Reproduce the records below word for word.

(RECORD EXTRACTS begins)

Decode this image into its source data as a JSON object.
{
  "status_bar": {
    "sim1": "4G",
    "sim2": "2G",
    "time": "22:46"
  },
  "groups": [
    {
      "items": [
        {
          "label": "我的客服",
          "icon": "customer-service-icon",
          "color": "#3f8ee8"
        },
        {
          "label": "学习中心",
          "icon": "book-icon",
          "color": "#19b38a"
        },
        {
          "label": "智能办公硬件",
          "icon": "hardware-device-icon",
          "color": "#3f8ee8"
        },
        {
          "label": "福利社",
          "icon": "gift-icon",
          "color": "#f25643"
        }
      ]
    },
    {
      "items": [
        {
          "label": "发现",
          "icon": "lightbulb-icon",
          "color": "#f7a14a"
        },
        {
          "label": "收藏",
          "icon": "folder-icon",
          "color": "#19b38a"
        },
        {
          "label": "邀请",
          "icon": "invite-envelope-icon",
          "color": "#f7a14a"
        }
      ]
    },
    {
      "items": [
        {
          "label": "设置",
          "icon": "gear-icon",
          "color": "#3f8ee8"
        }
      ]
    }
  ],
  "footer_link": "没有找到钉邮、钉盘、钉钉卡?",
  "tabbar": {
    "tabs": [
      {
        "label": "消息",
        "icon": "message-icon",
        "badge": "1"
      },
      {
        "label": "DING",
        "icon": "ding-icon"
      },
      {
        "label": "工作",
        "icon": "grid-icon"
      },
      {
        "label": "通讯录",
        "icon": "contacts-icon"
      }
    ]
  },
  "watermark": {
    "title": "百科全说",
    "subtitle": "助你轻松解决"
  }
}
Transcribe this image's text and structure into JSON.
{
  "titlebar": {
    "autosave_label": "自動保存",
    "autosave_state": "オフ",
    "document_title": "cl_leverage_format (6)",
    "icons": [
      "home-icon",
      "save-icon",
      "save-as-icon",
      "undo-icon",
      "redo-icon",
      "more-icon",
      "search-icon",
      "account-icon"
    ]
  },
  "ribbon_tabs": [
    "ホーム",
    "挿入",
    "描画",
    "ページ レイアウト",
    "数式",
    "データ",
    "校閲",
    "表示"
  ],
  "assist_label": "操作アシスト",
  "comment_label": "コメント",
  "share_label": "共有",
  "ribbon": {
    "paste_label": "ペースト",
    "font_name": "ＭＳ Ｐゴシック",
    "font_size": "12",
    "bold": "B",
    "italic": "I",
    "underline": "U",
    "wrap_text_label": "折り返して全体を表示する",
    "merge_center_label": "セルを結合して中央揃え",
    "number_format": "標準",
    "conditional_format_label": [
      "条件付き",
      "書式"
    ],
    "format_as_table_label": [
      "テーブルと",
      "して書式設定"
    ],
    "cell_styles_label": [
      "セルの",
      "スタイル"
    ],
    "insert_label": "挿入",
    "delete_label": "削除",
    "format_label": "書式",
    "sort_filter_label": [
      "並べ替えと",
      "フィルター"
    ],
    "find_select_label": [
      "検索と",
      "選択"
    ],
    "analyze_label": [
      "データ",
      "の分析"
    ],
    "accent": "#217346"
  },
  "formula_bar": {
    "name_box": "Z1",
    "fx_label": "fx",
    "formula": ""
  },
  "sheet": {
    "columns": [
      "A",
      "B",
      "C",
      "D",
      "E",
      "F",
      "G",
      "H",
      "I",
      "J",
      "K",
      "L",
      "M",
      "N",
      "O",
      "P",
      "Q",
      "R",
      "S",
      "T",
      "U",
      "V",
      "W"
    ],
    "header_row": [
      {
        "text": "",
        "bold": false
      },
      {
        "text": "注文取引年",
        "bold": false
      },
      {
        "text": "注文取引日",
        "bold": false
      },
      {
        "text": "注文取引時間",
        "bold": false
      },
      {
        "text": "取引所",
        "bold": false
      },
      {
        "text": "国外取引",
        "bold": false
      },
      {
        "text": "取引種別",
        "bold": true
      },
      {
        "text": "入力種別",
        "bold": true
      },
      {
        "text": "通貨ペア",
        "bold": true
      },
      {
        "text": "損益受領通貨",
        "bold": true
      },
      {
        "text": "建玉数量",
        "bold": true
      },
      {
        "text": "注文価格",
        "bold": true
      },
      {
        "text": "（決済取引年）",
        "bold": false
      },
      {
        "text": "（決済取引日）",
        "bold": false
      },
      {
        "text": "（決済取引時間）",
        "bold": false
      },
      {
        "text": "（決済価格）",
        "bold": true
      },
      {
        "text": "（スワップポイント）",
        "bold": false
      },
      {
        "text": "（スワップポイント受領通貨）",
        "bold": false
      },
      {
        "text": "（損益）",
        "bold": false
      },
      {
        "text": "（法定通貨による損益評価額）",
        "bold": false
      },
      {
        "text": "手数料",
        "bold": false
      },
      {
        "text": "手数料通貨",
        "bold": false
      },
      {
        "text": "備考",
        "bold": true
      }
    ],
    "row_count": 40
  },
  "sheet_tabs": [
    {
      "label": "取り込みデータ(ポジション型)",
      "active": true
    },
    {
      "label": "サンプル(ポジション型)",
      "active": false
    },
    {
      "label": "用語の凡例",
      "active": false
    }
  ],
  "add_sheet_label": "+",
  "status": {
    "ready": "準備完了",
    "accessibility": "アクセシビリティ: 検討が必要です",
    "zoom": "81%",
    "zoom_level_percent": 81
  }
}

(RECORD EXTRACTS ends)

**RESPONSE AREA**
Decode this image into its source data as a JSON object.
{
  "status_bar": {
    "sim1": "4G",
    "sim2": "2G",
    "time": "22:46"
  },
  "groups": [
    {
      "items": [
        {
          "label": "我的客服",
          "icon": "customer-service-icon",
          "color": "#3f8ee8"
        },
        {
          "label": "学习中心",
          "icon": "book-icon",
          "color": "#19b38a"
        },
        {
          "label": "智能办公硬件",
          "icon": "hardware-device-icon",
          "color": "#3f8ee8"
        },
        {
          "label": "福利社",
          "icon": "gift-icon",
          "color": "#f25643"
        }
      ]
    },
    {
      "items": [
        {
          "label": "发现",
          "icon": "lightbulb-icon",
          "color": "#f7a14a"
        },
        {
          "label": "收藏",
          "icon": "folder-icon",
          "color": "#19b38a"
        },
        {
          "label": "邀请",
          "icon": "invite-envelope-icon",
          "color": "#f7a14a"
        }
      ]
    },
    {
      "items": [
        {
          "label": "设置",
          "icon": "gear-icon",
          "color": "#3f8ee8"
        }
      ]
    }
  ],
  "footer_link": "没有找到钉邮、钉盘、钉钉卡?",
  "tabbar": {
    "tabs": [
      {
        "label": "消息",
        "icon": "message-icon",
        "badge": "1"
      },
      {
        "label": "DING",
        "icon": "ding-icon"
      },
      {
        "label": "工作",
        "icon": "grid-icon"
      },
      {
        "label": "通讯录",
        "icon": "contacts-icon"
      }
    ]
  },
  "watermark": {
    "title": "百科全说",
    "subtitle": "助你轻松解决"
  }
}
Transcribe this image's text and structure into JSON.
{
  "titlebar": {
    "autosave_label": "自動保存",
    "autosave_state": "オフ",
    "document_title": "cl_leverage_format (6)",
    "icons": [
      "home-icon",
      "save-icon",
      "save-as-icon",
      "undo-icon",
      "redo-icon",
      "more-icon",
      "search-icon",
      "account-icon"
    ]
  },
  "ribbon_tabs": [
    "ホーム",
    "挿入",
    "描画",
    "ページ レイアウト",
    "数式",
    "データ",
    "校閲",
    "表示"
  ],
  "assist_label": "操作アシスト",
  "comment_label": "コメント",
  "share_label": "共有",
  "ribbon": {
    "paste_label": "ペースト",
    "font_name": "ＭＳ Ｐゴシック",
    "font_size": "12",
    "bold": "B",
    "italic": "I",
    "underline": "U",
    "wrap_text_label": "折り返して全体を表示する",
    "merge_center_label": "セルを結合して中央揃え",
    "number_format": "標準",
    "conditional_format_label": [
      "条件付き",
      "書式"
    ],
    "format_as_table_label": [
      "テーブルと",
      "して書式設定"
    ],
    "cell_styles_label": [
      "セルの",
      "スタイル"
    ],
    "insert_label": "挿入",
    "delete_label": "削除",
    "format_label": "書式",
    "sort_filter_label": [
      "並べ替えと",
      "フィルター"
    ],
    "find_select_label": [
      "検索と",
      "選択"
    ],
    "analyze_label": [
      "データ",
      "の分析"
    ],
    "accent": "#217346"
  },
  "formula_bar": {
    "name_box": "Z1",
    "fx_label": "fx",
    "formula": ""
  },
  "sheet": {
    "columns": [
      "A",
      "B",
      "C",
      "D",
      "E",
      "F",
      "G",
      "H",
      "I",
      "J",
      "K",
      "L",
      "M",
      "N",
      "O",
      "P",
      "Q",
      "R",
      "S",
      "T",
      "U",
      "V",
      "W"
    ],
    "header_row": [
      {
        "text": "",
        "bold": false
      },
      {
        "text": "注文取引年",
        "bold": false
      },
      {
        "text": "注文取引日",
        "bold": false
      },
      {
        "text": "注文取引時間",
        "bold": false
      },
      {
        "text": "取引所",
        "bold": false
      },
      {
        "text": "国外取引",
        "bold": false
      },
      {
        "text": "取引種別",
        "bold": true
      },
      {
        "text": "入力種別",
        "bold": true
      },
      {
        "text": "通貨ペア",
        "bold": true
      },
      {
        "text": "損益受領通貨",
        "bold": true
      },
      {
        "text": "建玉数量",
        "bold": true
      },
      {
        "text": "注文価格",
        "bold": true
      },
      {
        "text": "（決済取引年）",
        "bold": false
      },
      {
        "text": "（決済取引日）",
        "bold": false
      },
      {
        "text": "（決済取引時間）",
        "bold": false
      },
      {
        "text": "（決済価格）",
        "bold": true
      },
      {
        "text": "（スワップポイント）",
        "bold": false
      },
      {
        "text": "（スワップポイント受領通貨）",
        "bold": false
      },
      {
        "text": "（損益）",
        "bold": false
      },
      {
        "text": "（法定通貨による損益評価額）",
        "bold": false
      },
      {
        "text": "手数料",
        "bold": false
      },
      {
        "text": "手数料通貨",
        "bold": false
      },
      {
        "text": "備考",
        "bold": true
      }
    ],
    "row_count": 40
  },
  "sheet_tabs": [
    {
      "label": "取り込みデータ(ポジション型)",
      "active": true
    },
    {
      "label": "サンプル(ポジション型)",
      "active": false
    },
    {
      "label": "用語の凡例",
      "active": false
    }
  ],
  "add_sheet_label": "+",
  "status": {
    "ready": "準備完了",
    "accessibility": "アクセシビリティ: 検討が必要です",
    "zoom": "81%",
    "zoom_level_percent": 81
  }
}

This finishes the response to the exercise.